Alfie was throwing heavy rubbish bags off the scaffolding and into a skip below, but tragically lost his balance and fell 30 feet, suffering a serious head injury. He died in hospital the same day.

Speaking to the BBC’s Newsbeat programme, Alfie’s father Mark said: “I thought in my head that the scaffold Alfie was on would have had a gate, would have had a chute, and would have had a ladder.”

“I can’t possibly see how he would have fell from there.”

Mr Perrin explained that the teenager was to throw the rubbish down to the skip in a way sometimes known on a building site as “bombing”.
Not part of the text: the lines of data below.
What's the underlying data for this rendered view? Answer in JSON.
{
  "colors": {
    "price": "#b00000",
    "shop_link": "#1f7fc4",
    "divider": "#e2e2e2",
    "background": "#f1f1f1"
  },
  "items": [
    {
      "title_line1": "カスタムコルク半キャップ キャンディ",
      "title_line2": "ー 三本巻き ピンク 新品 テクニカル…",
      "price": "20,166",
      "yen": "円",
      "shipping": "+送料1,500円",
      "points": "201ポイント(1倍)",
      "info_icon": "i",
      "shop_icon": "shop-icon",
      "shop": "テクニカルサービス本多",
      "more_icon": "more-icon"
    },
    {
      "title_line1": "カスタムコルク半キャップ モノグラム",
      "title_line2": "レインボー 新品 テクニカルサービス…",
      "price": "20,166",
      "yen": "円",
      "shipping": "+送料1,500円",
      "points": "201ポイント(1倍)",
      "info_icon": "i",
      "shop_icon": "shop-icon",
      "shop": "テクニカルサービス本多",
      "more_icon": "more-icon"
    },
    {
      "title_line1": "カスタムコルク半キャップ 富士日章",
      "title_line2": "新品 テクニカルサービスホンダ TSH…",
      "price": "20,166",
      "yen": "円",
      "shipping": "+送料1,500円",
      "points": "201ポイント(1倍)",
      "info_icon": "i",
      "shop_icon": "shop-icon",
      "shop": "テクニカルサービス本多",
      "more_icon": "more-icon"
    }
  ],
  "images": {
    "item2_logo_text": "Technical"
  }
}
“What you would normally do is get it to shoulder height, as if you were putting a shot,” he said. “But because Alfie was so small and inexperienced, he’s swung it like a pendulum, let go of the bag, and the weight of the bag took him off the scaffold with the bag.”

Now, the family want there to be tougher laws put in place, especially for smaller companies.

“You stand and look at a scaffold on a big company; they’ve all got harnesses on, they’re all clipped on. When you get to the smaller companies, no-one seems to take any notice of them.”

Speaking to Newsbeat, the Health and Safety Executive (HSE) said that it often sees problems with smaller businesses in the building trade not following the rules. However, it said that it can’t specifically ban individual practises like throwing rubbish, because in some circumstances it might be perfectly safe to do so.

Current guidelines state that businesses must ensure apprentices are as safe as any other employee by conducting a risk assessment.

Rooftop Rooms admitted breaching health and safety law and will be sentenced later this month.